DATA PROVIDED |
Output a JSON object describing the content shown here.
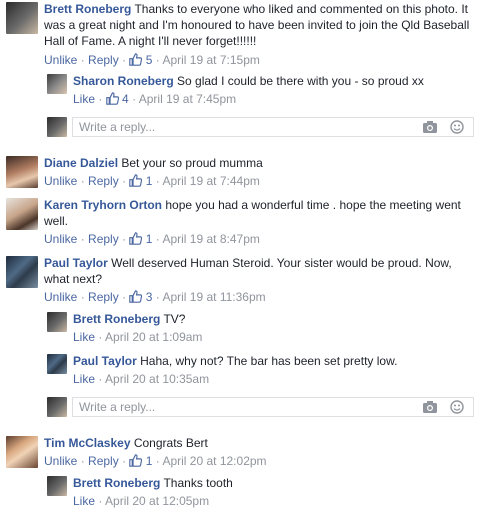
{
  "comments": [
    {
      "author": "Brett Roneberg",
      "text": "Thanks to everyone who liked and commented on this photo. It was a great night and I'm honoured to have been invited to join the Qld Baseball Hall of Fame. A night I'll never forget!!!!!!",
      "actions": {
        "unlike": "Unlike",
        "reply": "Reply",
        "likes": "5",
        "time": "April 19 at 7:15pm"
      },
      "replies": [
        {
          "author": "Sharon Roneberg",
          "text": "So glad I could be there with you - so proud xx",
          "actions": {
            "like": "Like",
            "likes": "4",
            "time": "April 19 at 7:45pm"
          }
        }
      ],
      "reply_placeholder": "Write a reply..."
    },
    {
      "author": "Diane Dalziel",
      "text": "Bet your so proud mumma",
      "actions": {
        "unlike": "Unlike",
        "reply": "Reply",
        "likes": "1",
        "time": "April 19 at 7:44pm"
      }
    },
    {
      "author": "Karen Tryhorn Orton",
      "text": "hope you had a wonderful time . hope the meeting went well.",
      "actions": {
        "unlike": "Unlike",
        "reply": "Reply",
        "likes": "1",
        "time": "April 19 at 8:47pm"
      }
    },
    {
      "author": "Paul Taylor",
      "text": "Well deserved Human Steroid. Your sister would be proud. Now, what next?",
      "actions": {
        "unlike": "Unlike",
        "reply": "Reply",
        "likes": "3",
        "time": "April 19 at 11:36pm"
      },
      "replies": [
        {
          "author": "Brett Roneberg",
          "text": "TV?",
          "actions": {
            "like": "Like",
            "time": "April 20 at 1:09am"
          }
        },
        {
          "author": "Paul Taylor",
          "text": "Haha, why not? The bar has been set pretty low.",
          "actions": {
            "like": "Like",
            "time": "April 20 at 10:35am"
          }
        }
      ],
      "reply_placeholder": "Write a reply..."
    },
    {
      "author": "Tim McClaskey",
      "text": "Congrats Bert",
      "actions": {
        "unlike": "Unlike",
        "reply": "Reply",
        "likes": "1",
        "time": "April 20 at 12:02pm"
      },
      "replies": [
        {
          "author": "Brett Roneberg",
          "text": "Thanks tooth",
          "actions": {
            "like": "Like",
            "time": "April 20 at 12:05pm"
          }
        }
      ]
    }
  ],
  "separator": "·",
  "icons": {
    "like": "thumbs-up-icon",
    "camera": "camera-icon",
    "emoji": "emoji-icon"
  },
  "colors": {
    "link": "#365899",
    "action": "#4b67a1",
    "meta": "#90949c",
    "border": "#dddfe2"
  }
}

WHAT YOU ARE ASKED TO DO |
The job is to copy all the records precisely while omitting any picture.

PROBLEM SOLUTION |
Output a JSON object describing the content shown here.
{
  "comments": [
    {
      "author": "Brett Roneberg",
      "text": "Thanks to everyone who liked and commented on this photo. It was a great night and I'm honoured to have been invited to join the Qld Baseball Hall of Fame. A night I'll never forget!!!!!!",
      "actions": {
        "unlike": "Unlike",
        "reply": "Reply",
        "likes": "5",
        "time": "April 19 at 7:15pm"
      },
      "replies": [
        {
          "author": "Sharon Roneberg",
          "text": "So glad I could be there with you - so proud xx",
          "actions": {
            "like": "Like",
            "likes": "4",
            "time": "April 19 at 7:45pm"
          }
        }
      ],
      "reply_placeholder": "Write a reply..."
    },
    {
      "author": "Diane Dalziel",
      "text": "Bet your so proud mumma",
      "actions": {
        "unlike": "Unlike",
        "reply": "Reply",
        "likes": "1",
        "time": "April 19 at 7:44pm"
      }
    },
    {
      "author": "Karen Tryhorn Orton",
      "text": "hope you had a wonderful time . hope the meeting went well.",
      "actions": {
        "unlike": "Unlike",
        "reply": "Reply",
        "likes": "1",
        "time": "April 19 at 8:47pm"
      }
    },
    {
      "author": "Paul Taylor",
      "text": "Well deserved Human Steroid. Your sister would be proud. Now, what next?",
      "actions": {
        "unlike": "Unlike",
        "reply": "Reply",
        "likes": "3",
        "time": "April 19 at 11:36pm"
      },
      "replies": [
        {
          "author": "Brett Roneberg",
          "text": "TV?",
          "actions": {
            "like": "Like",
            "time": "April 20 at 1:09am"
          }
        },
        {
          "author": "Paul Taylor",
          "text": "Haha, why not? The bar has been set pretty low.",
          "actions": {
            "like": "Like",
            "time": "April 20 at 10:35am"
          }
        }
      ],
      "reply_placeholder": "Write a reply..."
    },
    {
      "author": "Tim McClaskey",
      "text": "Congrats Bert",
      "actions": {
        "unlike": "Unlike",
        "reply": "Reply",
        "likes": "1",
        "time": "April 20 at 12:02pm"
      },
      "replies": [
        {
          "author": "Brett Roneberg",
          "text": "Thanks tooth",
          "actions": {
            "like": "Like",
            "time": "April 20 at 12:05pm"
          }
        }
      ]
    }
  ],
  "separator": "·",
  "icons": {
    "like": "thumbs-up-icon",
    "camera": "camera-icon",
    "emoji": "emoji-icon"
  },
  "colors": {
    "link": "#365899",
    "action": "#4b67a1",
    "meta": "#90949c",
    "border": "#dddfe2"
  }
}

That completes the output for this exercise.